A Review From the desk of Shelley DeWees…of The Uprising.
I am thinking of enlisting. One of my acquaintances happened to recommend his regiment to me this morning, and as I have nothing better to do I believe I will join. It will get me away from London, where my creditors are once again pressing me, and take me into Hertfordshire, a place where I am not known. Then I can begin again, and at the very least, run up some new bills. And at the most…There will be impressionable young women in Meryton, no doubt, and they will all be susceptible to a charming and handsome young man in a red coat.”
So says that feisty George Wickham, with such a feisty future ahead of him, in the quazi-coming-of-age tale Wickham’s Diary by Amanda Grange. Although you may think this little novella is going to give a sneaky glimpse into the wooing of Lydia Bennet or perhaps a strange view of Wickham’s wicked scheming, alas, it doesn’t. In fact, Wickham’s Diary has next to zero connection the Bennet tale (you know the one I mean) and can be more easily likened to the history of George Wickham and his family.

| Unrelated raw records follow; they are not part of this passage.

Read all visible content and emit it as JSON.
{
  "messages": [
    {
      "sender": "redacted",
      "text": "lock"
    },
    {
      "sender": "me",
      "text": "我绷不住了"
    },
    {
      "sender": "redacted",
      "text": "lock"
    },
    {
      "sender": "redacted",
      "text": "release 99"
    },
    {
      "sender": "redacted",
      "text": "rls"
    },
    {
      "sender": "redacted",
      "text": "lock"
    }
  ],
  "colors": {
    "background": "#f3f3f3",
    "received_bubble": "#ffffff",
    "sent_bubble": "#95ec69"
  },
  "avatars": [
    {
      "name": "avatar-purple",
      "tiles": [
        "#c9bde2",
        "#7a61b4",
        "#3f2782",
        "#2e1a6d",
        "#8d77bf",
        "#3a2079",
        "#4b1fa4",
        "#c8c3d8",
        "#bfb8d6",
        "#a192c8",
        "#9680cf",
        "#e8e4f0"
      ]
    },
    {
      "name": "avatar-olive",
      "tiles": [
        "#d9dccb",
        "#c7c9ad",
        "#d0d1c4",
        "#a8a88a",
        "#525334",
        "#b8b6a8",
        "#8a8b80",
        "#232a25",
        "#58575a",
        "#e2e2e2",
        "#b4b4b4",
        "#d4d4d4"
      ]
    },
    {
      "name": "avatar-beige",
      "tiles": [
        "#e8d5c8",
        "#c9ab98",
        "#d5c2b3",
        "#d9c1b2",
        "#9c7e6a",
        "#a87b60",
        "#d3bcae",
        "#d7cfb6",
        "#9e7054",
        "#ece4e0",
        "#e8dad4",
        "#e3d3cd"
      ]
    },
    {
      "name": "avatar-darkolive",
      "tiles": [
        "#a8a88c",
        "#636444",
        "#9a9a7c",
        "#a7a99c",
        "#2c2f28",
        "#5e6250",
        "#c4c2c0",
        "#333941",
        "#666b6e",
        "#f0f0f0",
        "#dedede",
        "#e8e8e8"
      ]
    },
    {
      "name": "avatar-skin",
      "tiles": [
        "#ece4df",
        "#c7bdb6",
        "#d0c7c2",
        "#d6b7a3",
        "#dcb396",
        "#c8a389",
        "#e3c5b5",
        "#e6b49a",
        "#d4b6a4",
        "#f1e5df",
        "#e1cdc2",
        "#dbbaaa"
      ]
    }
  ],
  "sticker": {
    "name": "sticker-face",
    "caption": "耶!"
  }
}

The introduction on the back of the book explains, “He wasn’t always this cold-hearted.” But…um…well, according to this, he actually was. He grows up, as you, a learned reader, already know, in the shadow of Darcy and his sweet sister Georgiana, as the son of the steward with nearly nothing to his own name. Childhood almost-friendship with Darcy withers away in favor of rabid jealously, and Wickham decides at a young age that the situation just isn’t fair. “Why should I be beneath him?” he asks. “I am just as handsome as he is; I am just as intelligent, even though he works harder at his books; and I am just as amusing; in fact, I dare say I am a great deal more amusing, for Fitzwilliam is so proud and he will not take the trouble to entertain other people. Yet altogether he is no better than me, when he grows up he will inherit Pemberley and I will inherit nothing.” Tough break Georgie, but hey, that’s life. Regency life. Now of course he could take what he’s been given, which is truly not a bad situation, and apply himself toward a worthy, amiable path and a generally secure future. But as we know, he’s the villain and must therefore take the lowest possible road: planning, scheming, and plotting against everyone and everything, never blaming himself when things go awry. He looks around every corner for someone to exploit, usually while still experiencing success with his last victim, pocketing their money and breaking their hearts with no qualms. He’s conniving and rude. He’s spoiled and foolhardy. He is, naturally, a scoundrel.
I’d say that’s pretty cold-hearted behavior.
The reader is briefly shown the world of George Wickham as he works his way up the “Biggest Jerk in the Universe” ladder, tossing people aside who stand in the way of his ultimate goal to marry an heiress and be done with it. Darcy has long taken his own path, only reappearing to pay Wickham the value of the living he’s denounced and then quickly evaporating out of the picture, never to be seen again. Though I enjoyed the interesting and albeit unhealthy relationship Wickham has with his mother, I found myself disappointed that this teeny weeny 12-dollar novel ended without exploring Wickham’s character in any in-depth sense. The reader learns a bit about his motivations for villainy, yes, but nothing much about him as a person. No one commits a crime against humanity without some measure of mental back-and-forth…didn’t he ever have second thoughts? Blank pages abound in the book itself, and the type is shamefully over-sized.
The phrase that comes to mind with Wickham’s Diary is “hastily-written.” It’s a fair read and represents some of the author’s good attributes. But considering the 2 hours you’ll spend with it, you might want to save your 12 dollars.